So the construction is established: black girl, white man falling in ill-fated love (Della’s imposing preacher father will show implacably opposed). And Jack, having already shamed his household and ever-forgiving father with calamitous irresponsibility, faces the prospect of tragedy, of doing hurt to a lady whose presence, and whose calm is redemptive grace to him: ‘‘She mentioned nothing, learning his face forthrightly, as she will surely by no means have studied anybody in circumstances her manners had ready her for. He let her look, not even reducing his eyes. He was ready to see what she would make of him, as they are saying. After which he could be what she manufactured from him.’’

‘‘Forthright’’ is the phrase for Della, and the essence of her significance for Jack. She loves with out illusions. And her voice, ‘‘tender and delicate’’ like Cordelia’s, tells him truths. The allusions to Shakespeare all through the novel come as naturally as rain, simply half, just like the scriptural references, of Robinson’s experiential vocabulary. And the novel’s ostensible structural engine – the stress inherent in black-white American inter-action – isn’t cranked into operation. It’s simply there, an unavoidable aspect of American expertise, of the world Robinson inhabits. She writes to know, to light up, to not grandstand.


It’s so straightforward to be distracted by American stereotypes, by America’s personal habits of typifying, or exceptionalising itself. Robinson’s novels are stringent correctives. Her Iowa, her Missouri, her Kansas, her Illinois are actual locations, not the locales of fantasy (or political alternative). And what she writes about them is explicit, and infrequently stunning.

As one character places it: ‘‘It wasn’t so way back man needed to anchor a raft in the course of the Mississippi River to show our youngsters at high-school stage, as a result of it was unlawful to try this in Missouri and in Illinois.’’
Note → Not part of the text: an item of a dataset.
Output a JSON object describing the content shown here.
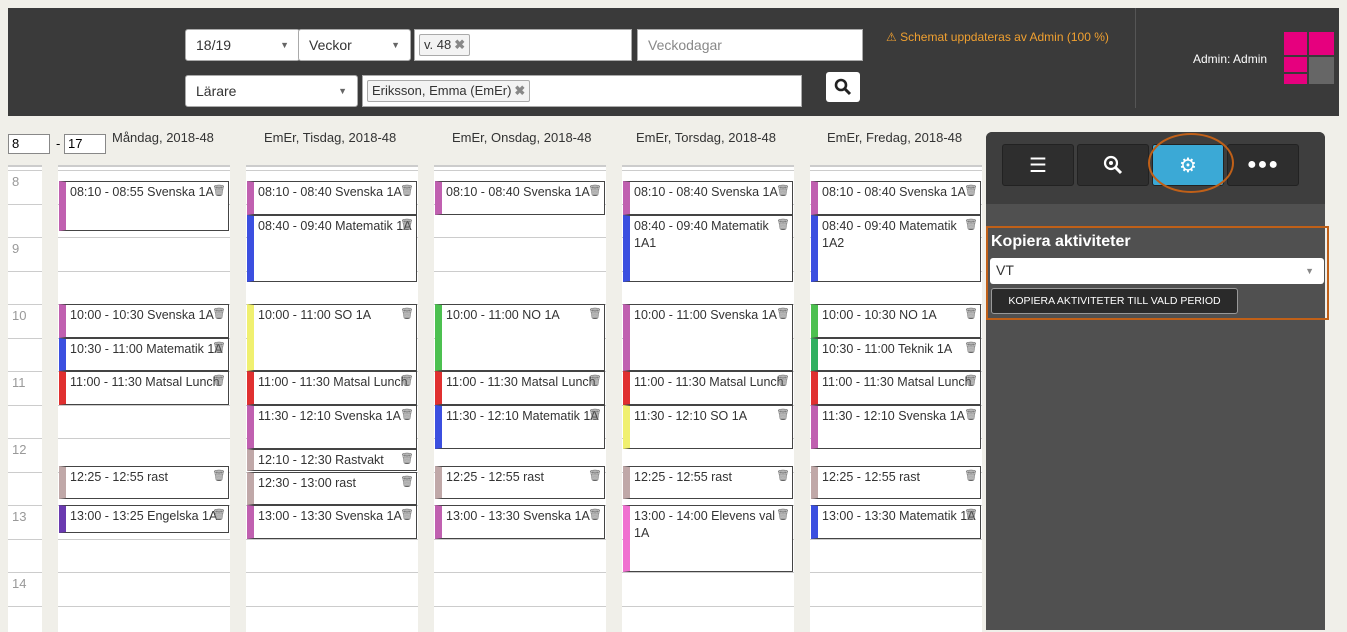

However the love story – and it’s transcendently that – makes one ponder, with Jack, a perennial thriller, one which leaves us with hope: ‘‘… how one human being can imply a lot to a different, by way of peace and assurance, as if loyalty have been as actual as gravity.’’